Only lines with the word "Parts" are wanted; copy each of them from the listing below.
═════ Source records
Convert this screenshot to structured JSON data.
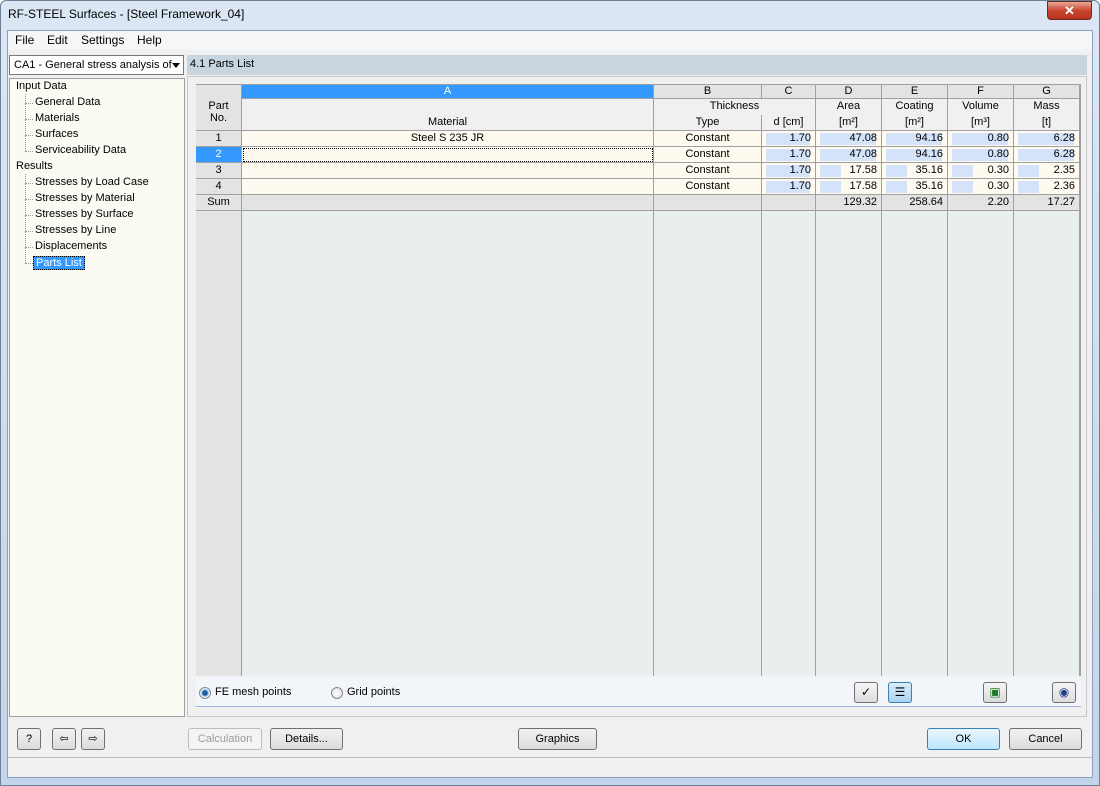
{
  "window": {
    "title": "RF-STEEL Surfaces - [Steel Framework_04]",
    "close": "✕"
  },
  "menu": [
    "File",
    "Edit",
    "Settings",
    "Help"
  ],
  "case_select": "CA1 - General stress analysis of",
  "tree": {
    "input_label": "Input Data",
    "input_items": [
      "General Data",
      "Materials",
      "Surfaces",
      "Serviceability Data"
    ],
    "results_label": "Results",
    "results_items": [
      "Stresses by Load Case",
      "Stresses by Material",
      "Stresses by Surface",
      "Stresses by Line",
      "Displacements",
      "Parts List"
    ],
    "selected": "Parts List"
  },
  "section_title": "4.1 Parts List",
  "table": {
    "col_letters": [
      "A",
      "B",
      "C",
      "D",
      "E",
      "F",
      "G"
    ],
    "rowhdr": [
      "Part",
      "No."
    ],
    "headers": {
      "a": "Material",
      "b_top": "Thickness",
      "b": "Type",
      "c": "d [cm]",
      "d_top": "Area",
      "d": "[m²]",
      "e_top": "Coating",
      "e": "[m²]",
      "f_top": "Volume",
      "f": "[m³]",
      "g_top": "Mass",
      "g": "[t]"
    },
    "rows": [
      {
        "no": "1",
        "material": "Steel S 235 JR",
        "type": "Constant",
        "d": "1.70",
        "area": "47.08",
        "coating": "94.16",
        "volume": "0.80",
        "mass": "6.28"
      },
      {
        "no": "2",
        "material": "",
        "type": "Constant",
        "d": "1.70",
        "area": "47.08",
        "coating": "94.16",
        "volume": "0.80",
        "mass": "6.28"
      },
      {
        "no": "3",
        "material": "",
        "type": "Constant",
        "d": "1.70",
        "area": "17.58",
        "coating": "35.16",
        "volume": "0.30",
        "mass": "2.35"
      },
      {
        "no": "4",
        "material": "",
        "type": "Constant",
        "d": "1.70",
        "area": "17.58",
        "coating": "35.16",
        "volume": "0.30",
        "mass": "2.36"
      }
    ],
    "sum": {
      "label": "Sum",
      "area": "129.32",
      "coating": "258.64",
      "volume": "2.20",
      "mass": "17.27"
    },
    "selected_row": "2"
  },
  "options": {
    "fe_mesh": "FE mesh points",
    "grid": "Grid points",
    "selected": "FE mesh points"
  },
  "buttons": {
    "calculation": "Calculation",
    "details": "Details...",
    "graphics": "Graphics",
    "ok": "OK",
    "cancel": "Cancel"
  },
  "colors": {
    "selection": "#3399ff",
    "row_bg": "#fffaf0",
    "bar": "#d4e3fa"
  }
}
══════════
» **Output of the exercise**
      "Parts List"
    "selected": "Parts List"
  "section_title": "4.1 Parts List",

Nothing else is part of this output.